Abstract: Aquatic plant species that form dense floating canopies or mats at water surface often negatively impact the ecological and economic values of a water body. In Guntersville Reservoir, this growth form is exhibited by both the weedy, nonnative aquatic macrophyte Myriophyllum spicatum (Eurasian watermilfoil) and the nuisance, albeit native, mat-forming cyanobacteria Lyngbya wollei (lyngbya). In contrast to the few species that cause problems, most native aquatic plant species exhibit growth forms that enhance water quality and/or habitat values of the aquatic systems. In addition, greenhouse and pond research have indicated that established populations of native aquatic plants serve to minimize or prevent establishment of less desirable species. This report presents results of field trials designed to test the central hypothesis that small populations of native plants, deliberately established in areas experiencing or subject to infestation by one of the two nuisance species in Guntersville Reservoir, are able to survive and ameliorate the negative impacts of nuisance species. One aspect of this research examined the ability of established plots of three native species to withstand reinvasion by M. spicatum. Small plots of the native submersed species Vallisneria americana (wild celery), the floating-leaved species Potamogeton nodosus (American pondweed), and the floating-leaved/emergent species Nelumbo lutea (American lotus) were established during a general decline of M. spicatum in Guntersville Reservoir. This offered the opportunity to examine the potential of these species for preventing reinfestation of M. spicatum as it regrew within the reservoir. Although establishment of the natives was complicated by high herbivory pressures, results indicate that established plots of V. americana and N. lutea significantly reduced the regrowth of M. spicatum relative to unplanted control plots. In contrast, P. nodosus was not effective at preventing regrowth of M. spicatum. However, failure of this floating-leaved species to effectively compete with M. spicatum in this study may have resulted from the small plot size used. A second aspect of this research investigated the ability of the native emergent macrophyte Pontederia cordata (pickerelweed) and of the floating-leaved species P. nodosus to minimize the negative impacts of L. wollei. This research indicated that, when well-established, both species were effective at redistributing the mass of L. wollei and preventing the formation of the nuisance floating mat during the summer period, offering immediate relief for the most noxious of the many negative characteristics of the mats. In addition, P. cordata growth changed the environmental conditions where it grew by reducing incident light and sediment nutrients available to the L. wollei mats.

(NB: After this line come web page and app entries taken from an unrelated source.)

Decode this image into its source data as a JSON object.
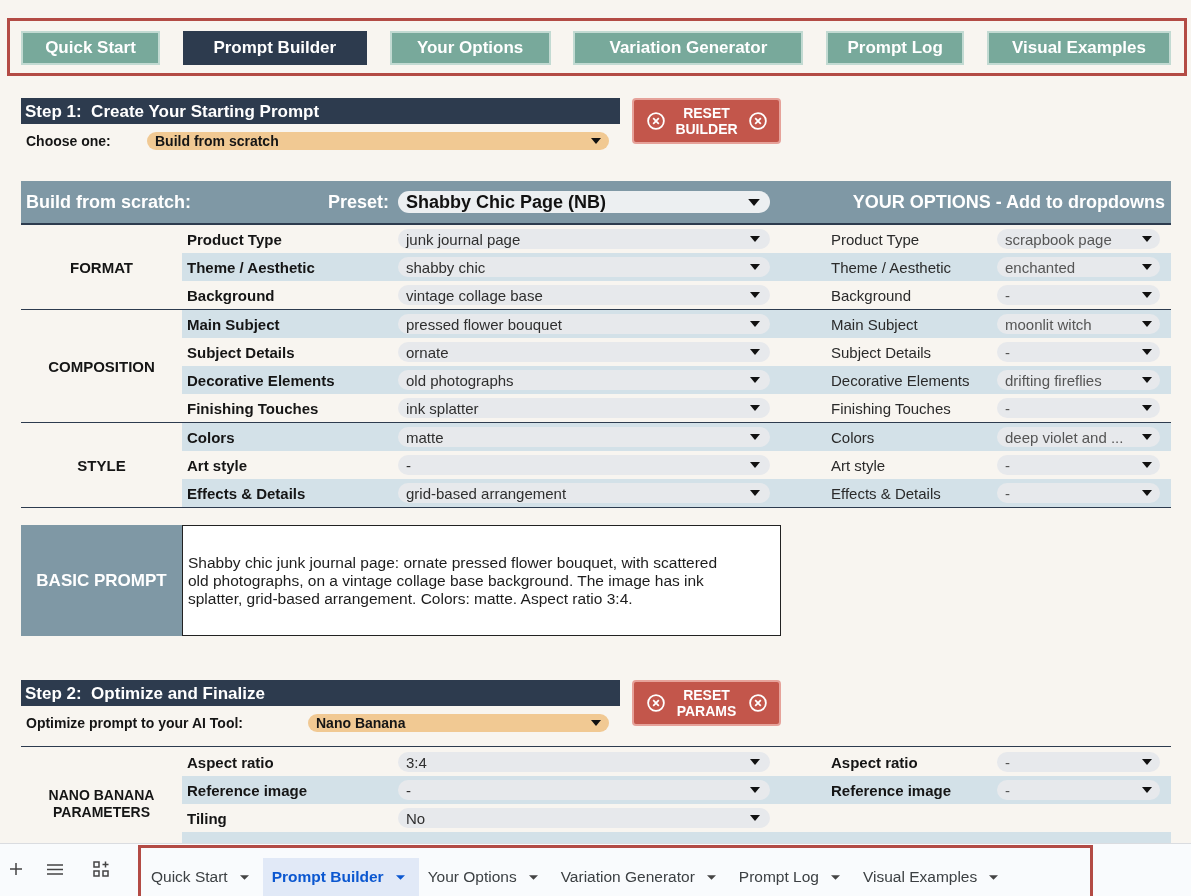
{
  "nav_tabs": [
    {
      "label": "Quick Start",
      "selected": false
    },
    {
      "label": "Prompt Builder",
      "selected": true
    },
    {
      "label": "Your Options",
      "selected": false
    },
    {
      "label": "Variation Generator",
      "selected": false
    },
    {
      "label": "Prompt Log",
      "selected": false
    },
    {
      "label": "Visual Examples",
      "selected": false
    }
  ],
  "step1": {
    "title": "Step 1:  Create Your Starting Prompt",
    "choose_label": "Choose one:",
    "choose_value": "Build from scratch",
    "reset_button": "RESET BUILDER"
  },
  "builder": {
    "title": "Build from scratch:",
    "preset_label": "Preset:",
    "preset_value": "Shabby Chic Page (NB)",
    "options_title": "YOUR OPTIONS - Add to dropdowns",
    "groups": [
      {
        "name": "FORMAT",
        "rows": [
          {
            "label": "Product Type",
            "value": "junk journal page",
            "option_label": "Product Type",
            "option_value": "scrapbook page"
          },
          {
            "label": "Theme / Aesthetic",
            "value": "shabby chic",
            "option_label": "Theme / Aesthetic",
            "option_value": "enchanted"
          },
          {
            "label": "Background",
            "value": "vintage collage base",
            "option_label": "Background",
            "option_value": "-"
          }
        ]
      },
      {
        "name": "COMPOSITION",
        "rows": [
          {
            "label": "Main Subject",
            "value": "pressed flower bouquet",
            "option_label": "Main Subject",
            "option_value": "moonlit witch"
          },
          {
            "label": "Subject Details",
            "value": "ornate",
            "option_label": "Subject Details",
            "option_value": "-"
          },
          {
            "label": "Decorative Elements",
            "value": "old photographs",
            "option_label": "Decorative Elements",
            "option_value": "drifting fireflies"
          },
          {
            "label": "Finishing Touches",
            "value": "ink splatter",
            "option_label": "Finishing Touches",
            "option_value": "-"
          }
        ]
      },
      {
        "name": "STYLE",
        "rows": [
          {
            "label": "Colors",
            "value": "matte",
            "option_label": "Colors",
            "option_value": "deep violet and ..."
          },
          {
            "label": "Art style",
            "value": "-",
            "option_label": "Art style",
            "option_value": "-"
          },
          {
            "label": "Effects & Details",
            "value": "grid-based arrangement",
            "option_label": "Effects & Details",
            "option_value": "-"
          }
        ]
      }
    ]
  },
  "basic_prompt": {
    "label": "BASIC PROMPT",
    "text": "Shabby chic junk journal page: ornate pressed flower bouquet, with scattered old photographs, on a vintage collage base background. The image has ink splatter, grid-based arrangement. Colors: matte. Aspect ratio 3:4."
  },
  "step2": {
    "title": "Step 2:  Optimize and Finalize",
    "choose_label": "Optimize prompt to your AI Tool:",
    "choose_value": "Nano Banana",
    "reset_button": "RESET PARAMS"
  },
  "parameters": {
    "group": "NANO BANANA PARAMETERS",
    "rows": [
      {
        "label": "Aspect ratio",
        "value": "3:4",
        "option_label": "Aspect ratio",
        "option_value": "-"
      },
      {
        "label": "Reference image",
        "value": "-",
        "option_label": "Reference image",
        "option_value": "-"
      },
      {
        "label": "Tiling",
        "value": "No"
      }
    ]
  },
  "sheet_tabs": [
    {
      "label": "Quick Start",
      "selected": false
    },
    {
      "label": "Prompt Builder",
      "selected": true
    },
    {
      "label": "Your Options",
      "selected": false
    },
    {
      "label": "Variation Generator",
      "selected": false
    },
    {
      "label": "Prompt Log",
      "selected": false
    },
    {
      "label": "Visual Examples",
      "selected": false
    }
  ]
}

These and perhaps other changes to the environment caused by establishment of this macrophyte significantly reduced the mass of L. wollei within the vegetated plots. Establishment of P. cordata may offer an effective, longterm control for L. wollei.
|Appears in Collections:||Technical Report|